___ Data for this exercise ___
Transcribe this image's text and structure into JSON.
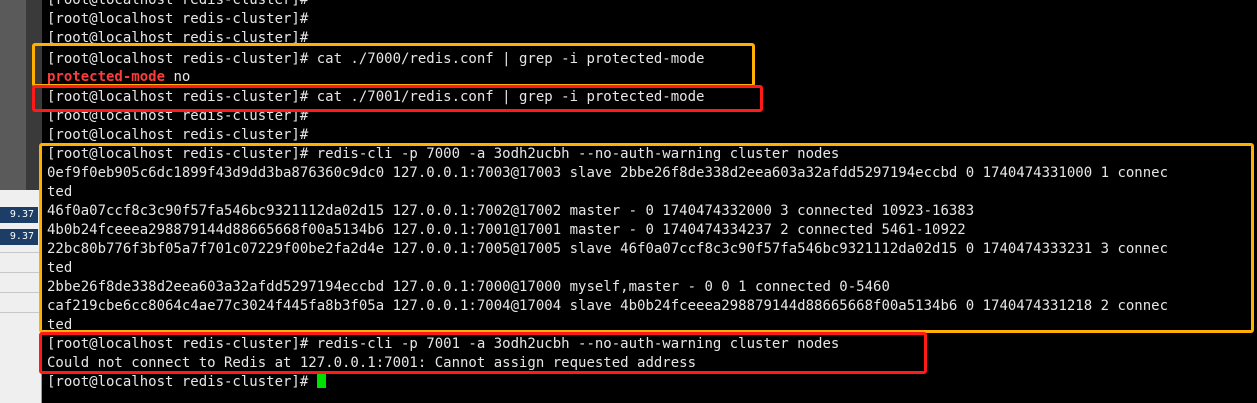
{
  "left_panel": {
    "values": [
      "9.37",
      "9.37"
    ]
  },
  "terminal": {
    "lines": [
      "[root@localhost redis-cluster]#",
      "[root@localhost redis-cluster]#",
      "[root@localhost redis-cluster]#",
      "[root@localhost redis-cluster]# cat ./7000/redis.conf | grep -i protected-mode",
      "",
      "[root@localhost redis-cluster]# cat ./7001/redis.conf | grep -i protected-mode",
      "[root@localhost redis-cluster]#",
      "[root@localhost redis-cluster]#",
      "[root@localhost redis-cluster]# redis-cli -p 7000 -a 3odh2ucbh --no-auth-warning cluster nodes",
      "0ef9f0eb905c6dc1899f43d9dd3ba876360c9dc0 127.0.0.1:7003@17003 slave 2bbe26f8de338d2eea603a32afdd5297194eccbd 0 1740474331000 1 connec",
      "ted",
      "46f0a07ccf8c3c90f57fa546bc9321112da02d15 127.0.0.1:7002@17002 master - 0 1740474332000 3 connected 10923-16383",
      "4b0b24fceeea298879144d88665668f00a5134b6 127.0.0.1:7001@17001 master - 0 1740474334237 2 connected 5461-10922",
      "22bc80b776f3bf05a7f701c07229f00be2fa2d4e 127.0.0.1:7005@17005 slave 46f0a07ccf8c3c90f57fa546bc9321112da02d15 0 1740474333231 3 connec",
      "ted",
      "2bbe26f8de338d2eea603a32afdd5297194eccbd 127.0.0.1:7000@17000 myself,master - 0 0 1 connected 0-5460",
      "caf219cbe6cc8064c4ae77c3024f445fa8b3f05a 127.0.0.1:7004@17004 slave 4b0b24fceeea298879144d88665668f00a5134b6 0 1740474331218 2 connec",
      "ted",
      "[root@localhost redis-cluster]# redis-cli -p 7001 -a 3odh2ucbh --no-auth-warning cluster nodes",
      "Could not connect to Redis at 127.0.0.1:7001: Cannot assign requested address",
      "[root@localhost redis-cluster]#"
    ],
    "grep_result": {
      "match": "protected-mode",
      "value": " no"
    }
  },
  "colors": {
    "highlight_orange": "#ffb000",
    "highlight_red": "#ff1a1a",
    "grep_match": "#ff3b3b",
    "cursor": "#00e000"
  }
}
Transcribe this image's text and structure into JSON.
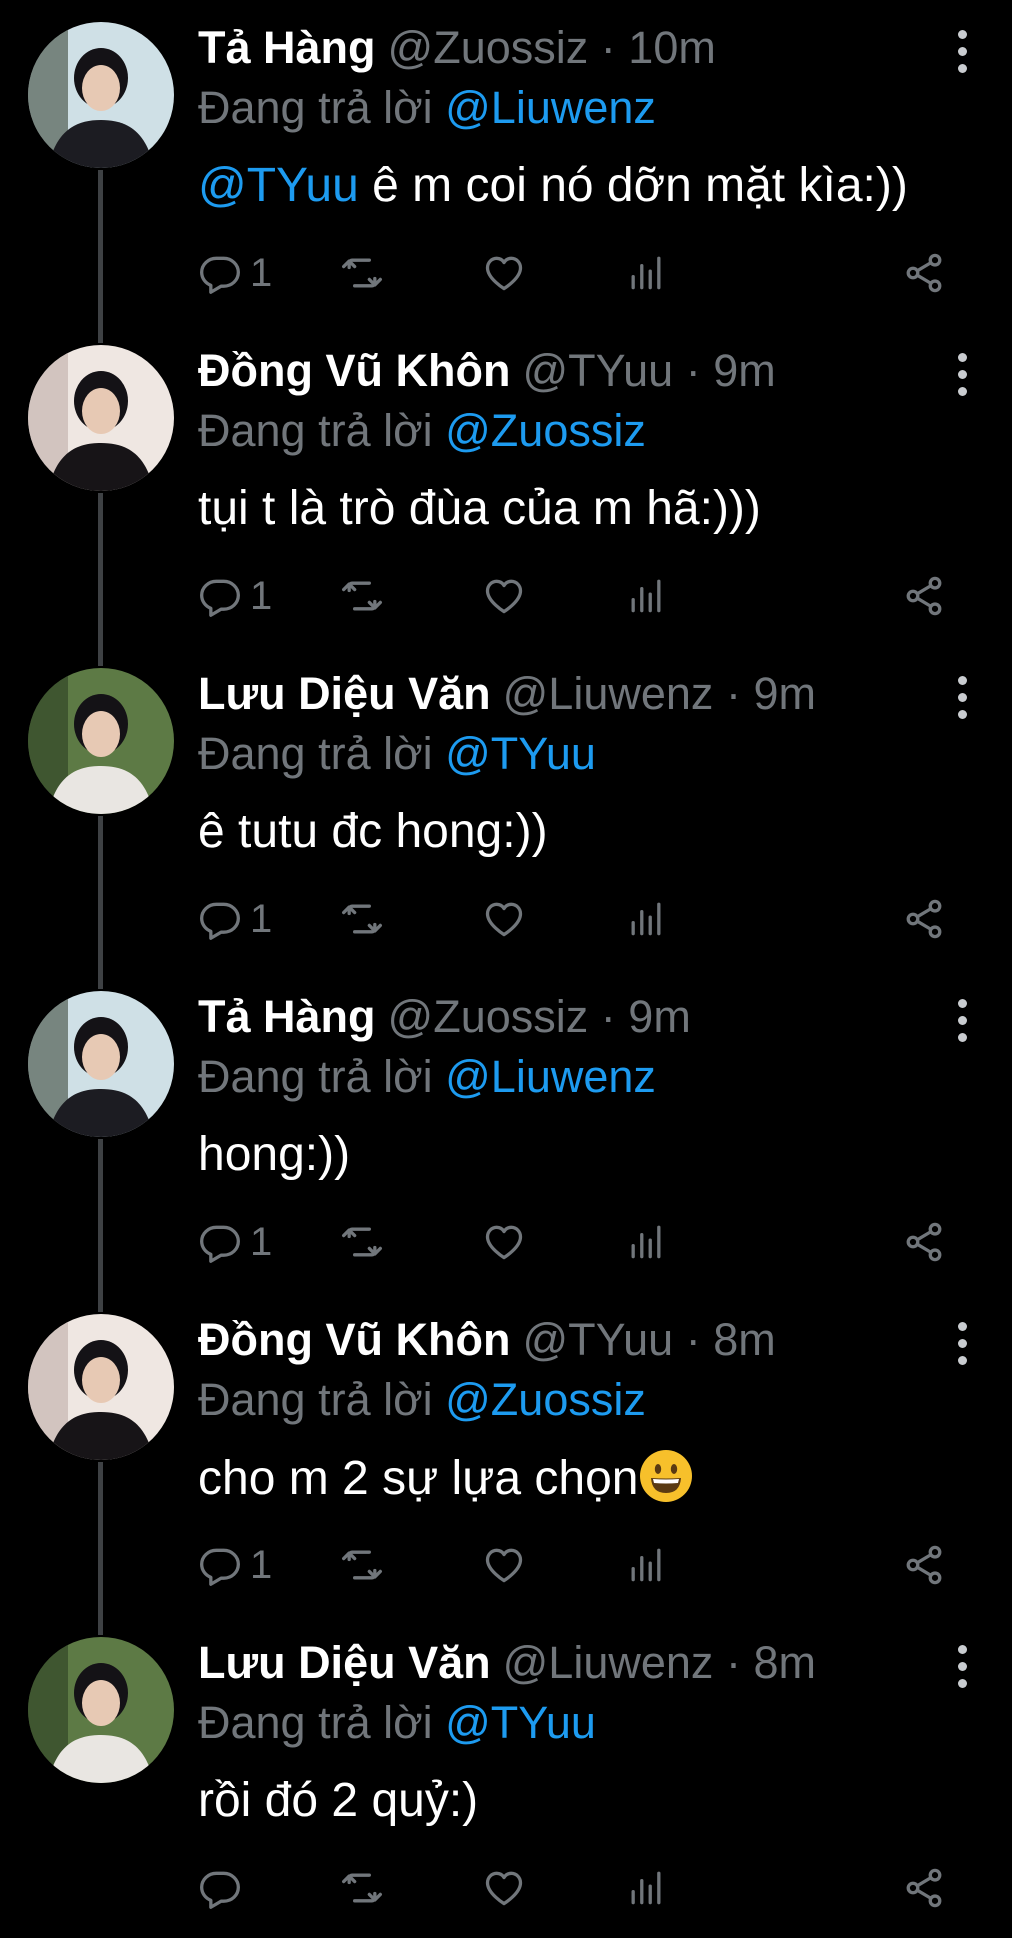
{
  "reply_prefix": "Đang trả lời",
  "tweets": [
    {
      "name": "Tả Hàng",
      "handle": "@Zuossiz",
      "dot": "·",
      "time": "10m",
      "reply_to": "@Liuwenz",
      "mention": "@TYuu",
      "text": " ê m coi nó dỡn mặt kìa:))",
      "reply_count": "1",
      "avatar_colors": [
        "#cfe0e6",
        "#2f3a2a",
        "#1c1c22"
      ]
    },
    {
      "name": "Đồng Vũ Khôn",
      "handle": "@TYuu",
      "dot": "·",
      "time": "9m",
      "reply_to": "@Zuossiz",
      "mention": "",
      "text": "tụi t là trò đùa của m hã:)))",
      "reply_count": "1",
      "avatar_colors": [
        "#efe7e2",
        "#b9a7a2",
        "#171417"
      ]
    },
    {
      "name": "Lưu Diệu Văn",
      "handle": "@Liuwenz",
      "dot": "·",
      "time": "9m",
      "reply_to": "@TYuu",
      "mention": "",
      "text": "ê tutu đc hong:))",
      "reply_count": "1",
      "avatar_colors": [
        "#5d7a45",
        "#26381f",
        "#e9e6e2"
      ]
    },
    {
      "name": "Tả Hàng",
      "handle": "@Zuossiz",
      "dot": "·",
      "time": "9m",
      "reply_to": "@Liuwenz",
      "mention": "",
      "text": "hong:))",
      "reply_count": "1",
      "avatar_colors": [
        "#cfe0e6",
        "#2f3a2a",
        "#1c1c22"
      ]
    },
    {
      "name": "Đồng Vũ Khôn",
      "handle": "@TYuu",
      "dot": "·",
      "time": "8m",
      "reply_to": "@Zuossiz",
      "mention": "",
      "text": "cho m 2 sự lựa chọn",
      "emoji": "grinning-face-emoji",
      "reply_count": "1",
      "avatar_colors": [
        "#efe7e2",
        "#b9a7a2",
        "#171417"
      ]
    },
    {
      "name": "Lưu Diệu Văn",
      "handle": "@Liuwenz",
      "dot": "·",
      "time": "8m",
      "reply_to": "@TYuu",
      "mention": "",
      "text": "rồi đó 2 quỷ:)",
      "reply_count": "",
      "avatar_colors": [
        "#5d7a45",
        "#26381f",
        "#e9e6e2"
      ]
    }
  ],
  "icons": {
    "reply": "speech-bubble-icon",
    "retweet": "retweet-icon",
    "like": "heart-icon",
    "views": "bar-chart-icon",
    "share": "share-icon",
    "menu": "more-vertical-icon"
  },
  "colors": {
    "background": "#000000",
    "text": "#ffffff",
    "muted": "#71767b",
    "link": "#1d9bf0",
    "thread_line": "#3e4144"
  }
}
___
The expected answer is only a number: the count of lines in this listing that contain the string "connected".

#### [Expected answer]
3